**WORK TASK:**
Please work out how many lines in the material below contain the string "true", and answer with that number only.

**EXERCISE INPUTS:**
>>>
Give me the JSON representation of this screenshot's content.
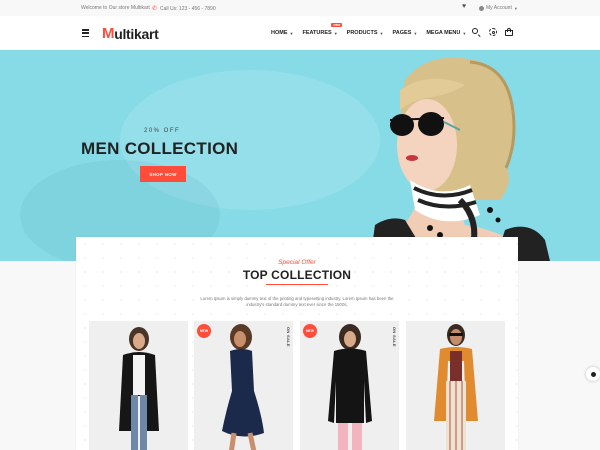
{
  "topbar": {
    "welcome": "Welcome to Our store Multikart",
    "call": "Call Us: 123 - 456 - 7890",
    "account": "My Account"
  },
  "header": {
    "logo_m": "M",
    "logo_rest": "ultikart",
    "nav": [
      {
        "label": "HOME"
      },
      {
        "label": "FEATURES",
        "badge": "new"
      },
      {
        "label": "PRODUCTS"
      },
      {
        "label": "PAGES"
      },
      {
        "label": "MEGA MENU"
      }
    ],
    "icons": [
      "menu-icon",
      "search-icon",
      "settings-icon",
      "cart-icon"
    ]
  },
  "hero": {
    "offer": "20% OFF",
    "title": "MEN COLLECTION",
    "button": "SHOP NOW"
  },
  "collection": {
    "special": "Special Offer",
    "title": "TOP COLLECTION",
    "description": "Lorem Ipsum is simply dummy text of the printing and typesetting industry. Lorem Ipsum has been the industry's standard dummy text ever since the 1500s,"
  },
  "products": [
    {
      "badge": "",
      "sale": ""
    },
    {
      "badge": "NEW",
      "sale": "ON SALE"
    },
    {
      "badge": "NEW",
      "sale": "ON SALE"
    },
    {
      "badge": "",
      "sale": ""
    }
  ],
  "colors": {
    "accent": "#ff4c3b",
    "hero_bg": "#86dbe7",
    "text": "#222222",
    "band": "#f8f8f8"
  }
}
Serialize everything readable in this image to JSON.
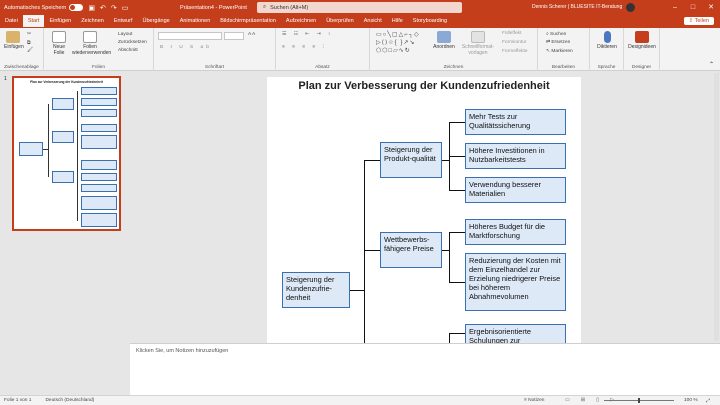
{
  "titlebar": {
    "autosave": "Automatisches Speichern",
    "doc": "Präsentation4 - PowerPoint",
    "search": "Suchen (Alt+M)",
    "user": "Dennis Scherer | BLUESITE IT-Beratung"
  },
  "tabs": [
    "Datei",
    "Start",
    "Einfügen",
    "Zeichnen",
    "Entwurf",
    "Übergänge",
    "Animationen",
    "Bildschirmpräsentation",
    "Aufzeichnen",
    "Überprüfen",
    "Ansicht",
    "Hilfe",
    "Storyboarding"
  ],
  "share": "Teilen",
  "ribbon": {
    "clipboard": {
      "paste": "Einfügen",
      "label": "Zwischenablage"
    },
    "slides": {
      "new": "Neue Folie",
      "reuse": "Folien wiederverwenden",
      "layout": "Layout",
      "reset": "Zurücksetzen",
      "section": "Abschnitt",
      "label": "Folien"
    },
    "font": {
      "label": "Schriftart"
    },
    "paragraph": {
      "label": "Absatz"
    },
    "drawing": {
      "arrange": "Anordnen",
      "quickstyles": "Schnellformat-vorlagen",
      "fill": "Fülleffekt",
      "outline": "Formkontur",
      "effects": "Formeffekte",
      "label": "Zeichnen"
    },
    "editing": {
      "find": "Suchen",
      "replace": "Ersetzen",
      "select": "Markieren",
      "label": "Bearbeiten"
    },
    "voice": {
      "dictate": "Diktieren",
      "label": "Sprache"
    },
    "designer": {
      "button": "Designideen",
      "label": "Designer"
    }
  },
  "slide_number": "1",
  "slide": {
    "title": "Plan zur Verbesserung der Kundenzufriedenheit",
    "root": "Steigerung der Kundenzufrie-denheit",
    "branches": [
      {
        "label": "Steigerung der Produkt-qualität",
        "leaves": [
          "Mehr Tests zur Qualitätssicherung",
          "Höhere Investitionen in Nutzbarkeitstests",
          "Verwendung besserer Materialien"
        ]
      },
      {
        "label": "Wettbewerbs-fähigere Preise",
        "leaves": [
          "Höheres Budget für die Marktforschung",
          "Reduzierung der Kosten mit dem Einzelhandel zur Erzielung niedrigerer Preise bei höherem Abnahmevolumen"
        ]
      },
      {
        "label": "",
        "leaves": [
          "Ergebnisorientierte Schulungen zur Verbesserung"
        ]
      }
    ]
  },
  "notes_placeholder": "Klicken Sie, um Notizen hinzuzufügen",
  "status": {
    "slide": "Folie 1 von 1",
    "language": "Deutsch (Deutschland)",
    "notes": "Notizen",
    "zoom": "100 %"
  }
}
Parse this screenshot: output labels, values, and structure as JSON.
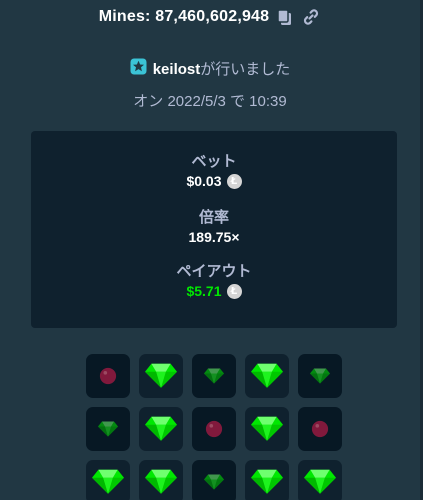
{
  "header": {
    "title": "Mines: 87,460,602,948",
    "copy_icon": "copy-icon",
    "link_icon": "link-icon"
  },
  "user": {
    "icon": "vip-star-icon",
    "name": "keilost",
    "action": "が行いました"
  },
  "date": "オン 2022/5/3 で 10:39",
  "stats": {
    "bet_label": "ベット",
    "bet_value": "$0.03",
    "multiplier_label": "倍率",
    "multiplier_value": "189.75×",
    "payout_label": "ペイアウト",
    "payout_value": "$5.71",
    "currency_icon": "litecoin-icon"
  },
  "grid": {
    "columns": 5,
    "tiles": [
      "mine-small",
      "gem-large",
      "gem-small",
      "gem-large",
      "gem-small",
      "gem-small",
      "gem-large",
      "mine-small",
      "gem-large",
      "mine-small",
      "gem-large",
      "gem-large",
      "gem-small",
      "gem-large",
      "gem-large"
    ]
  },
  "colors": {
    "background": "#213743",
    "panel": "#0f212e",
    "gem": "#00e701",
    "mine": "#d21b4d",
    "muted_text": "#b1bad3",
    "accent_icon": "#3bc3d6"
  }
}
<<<
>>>
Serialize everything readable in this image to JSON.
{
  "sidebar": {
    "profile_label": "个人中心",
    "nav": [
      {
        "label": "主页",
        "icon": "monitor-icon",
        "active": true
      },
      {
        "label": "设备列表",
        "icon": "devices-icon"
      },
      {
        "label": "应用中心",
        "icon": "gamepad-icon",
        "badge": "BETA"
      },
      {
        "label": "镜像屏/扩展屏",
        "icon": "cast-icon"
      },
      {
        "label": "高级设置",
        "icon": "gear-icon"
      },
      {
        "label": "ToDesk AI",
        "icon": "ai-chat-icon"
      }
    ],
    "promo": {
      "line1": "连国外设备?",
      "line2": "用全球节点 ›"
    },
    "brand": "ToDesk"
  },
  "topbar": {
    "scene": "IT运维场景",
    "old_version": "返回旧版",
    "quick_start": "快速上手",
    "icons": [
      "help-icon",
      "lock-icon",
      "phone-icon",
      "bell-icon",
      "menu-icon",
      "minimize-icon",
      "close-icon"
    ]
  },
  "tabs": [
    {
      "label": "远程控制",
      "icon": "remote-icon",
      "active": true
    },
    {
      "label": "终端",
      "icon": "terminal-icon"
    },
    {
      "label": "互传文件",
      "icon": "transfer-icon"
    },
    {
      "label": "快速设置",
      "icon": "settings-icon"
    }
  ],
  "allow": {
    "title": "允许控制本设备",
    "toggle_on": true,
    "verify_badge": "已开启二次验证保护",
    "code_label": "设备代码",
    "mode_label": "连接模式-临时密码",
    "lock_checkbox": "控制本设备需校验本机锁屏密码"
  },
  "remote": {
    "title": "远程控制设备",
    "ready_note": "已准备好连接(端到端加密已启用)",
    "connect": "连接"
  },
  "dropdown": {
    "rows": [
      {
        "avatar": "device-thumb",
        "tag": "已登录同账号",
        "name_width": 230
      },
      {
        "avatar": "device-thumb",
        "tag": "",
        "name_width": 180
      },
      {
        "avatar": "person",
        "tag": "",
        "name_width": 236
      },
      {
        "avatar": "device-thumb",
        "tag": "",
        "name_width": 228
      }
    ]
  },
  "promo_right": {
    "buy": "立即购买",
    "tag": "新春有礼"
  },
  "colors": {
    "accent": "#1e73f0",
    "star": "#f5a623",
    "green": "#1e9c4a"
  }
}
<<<
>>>
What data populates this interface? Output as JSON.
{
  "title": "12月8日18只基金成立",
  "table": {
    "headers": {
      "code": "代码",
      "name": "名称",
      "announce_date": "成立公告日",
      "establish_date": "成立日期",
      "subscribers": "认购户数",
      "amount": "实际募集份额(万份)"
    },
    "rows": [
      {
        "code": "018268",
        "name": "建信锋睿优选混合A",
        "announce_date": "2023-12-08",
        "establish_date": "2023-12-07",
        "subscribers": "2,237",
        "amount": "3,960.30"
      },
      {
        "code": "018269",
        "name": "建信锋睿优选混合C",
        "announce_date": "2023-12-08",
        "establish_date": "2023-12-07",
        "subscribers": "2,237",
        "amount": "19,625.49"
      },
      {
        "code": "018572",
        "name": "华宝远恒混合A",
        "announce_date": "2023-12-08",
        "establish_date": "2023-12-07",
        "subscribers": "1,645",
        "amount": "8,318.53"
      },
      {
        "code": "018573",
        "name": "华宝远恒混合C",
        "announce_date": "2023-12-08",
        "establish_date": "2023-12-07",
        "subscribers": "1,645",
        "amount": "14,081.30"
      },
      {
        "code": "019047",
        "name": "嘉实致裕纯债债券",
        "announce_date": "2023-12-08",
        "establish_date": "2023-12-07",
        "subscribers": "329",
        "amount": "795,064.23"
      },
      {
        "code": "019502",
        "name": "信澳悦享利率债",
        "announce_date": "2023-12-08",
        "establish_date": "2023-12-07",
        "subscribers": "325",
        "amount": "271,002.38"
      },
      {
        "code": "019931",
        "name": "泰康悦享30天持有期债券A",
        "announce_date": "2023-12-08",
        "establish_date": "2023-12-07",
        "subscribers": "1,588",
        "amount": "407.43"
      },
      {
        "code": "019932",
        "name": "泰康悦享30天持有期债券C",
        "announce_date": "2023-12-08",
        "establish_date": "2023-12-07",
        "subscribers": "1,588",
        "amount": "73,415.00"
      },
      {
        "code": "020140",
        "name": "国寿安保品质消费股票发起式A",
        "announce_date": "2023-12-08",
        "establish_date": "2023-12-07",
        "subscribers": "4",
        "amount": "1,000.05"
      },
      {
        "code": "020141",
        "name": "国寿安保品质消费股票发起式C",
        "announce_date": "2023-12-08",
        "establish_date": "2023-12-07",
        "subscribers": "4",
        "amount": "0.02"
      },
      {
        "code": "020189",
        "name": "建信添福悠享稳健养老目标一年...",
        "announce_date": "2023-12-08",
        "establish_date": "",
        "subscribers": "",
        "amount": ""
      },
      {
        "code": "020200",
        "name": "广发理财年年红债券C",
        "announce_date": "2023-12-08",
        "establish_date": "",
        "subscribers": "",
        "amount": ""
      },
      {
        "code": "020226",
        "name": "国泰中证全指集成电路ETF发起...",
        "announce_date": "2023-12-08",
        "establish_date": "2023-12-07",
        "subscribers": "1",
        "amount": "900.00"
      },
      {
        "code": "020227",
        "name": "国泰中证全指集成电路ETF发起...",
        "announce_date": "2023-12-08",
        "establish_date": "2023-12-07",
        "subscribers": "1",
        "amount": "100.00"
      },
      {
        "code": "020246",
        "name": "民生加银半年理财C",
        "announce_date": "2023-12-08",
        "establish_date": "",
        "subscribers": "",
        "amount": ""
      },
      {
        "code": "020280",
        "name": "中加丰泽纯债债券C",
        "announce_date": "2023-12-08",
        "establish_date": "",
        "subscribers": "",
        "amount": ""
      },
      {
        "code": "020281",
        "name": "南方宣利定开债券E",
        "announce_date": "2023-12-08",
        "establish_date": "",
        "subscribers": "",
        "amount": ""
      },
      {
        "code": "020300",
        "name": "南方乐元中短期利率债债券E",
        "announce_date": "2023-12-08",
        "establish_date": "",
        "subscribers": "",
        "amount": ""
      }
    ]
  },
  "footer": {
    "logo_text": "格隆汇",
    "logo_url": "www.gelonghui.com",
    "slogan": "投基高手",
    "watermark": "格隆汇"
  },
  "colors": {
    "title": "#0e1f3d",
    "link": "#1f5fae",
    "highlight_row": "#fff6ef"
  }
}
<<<
**RESULT BELOW:**
3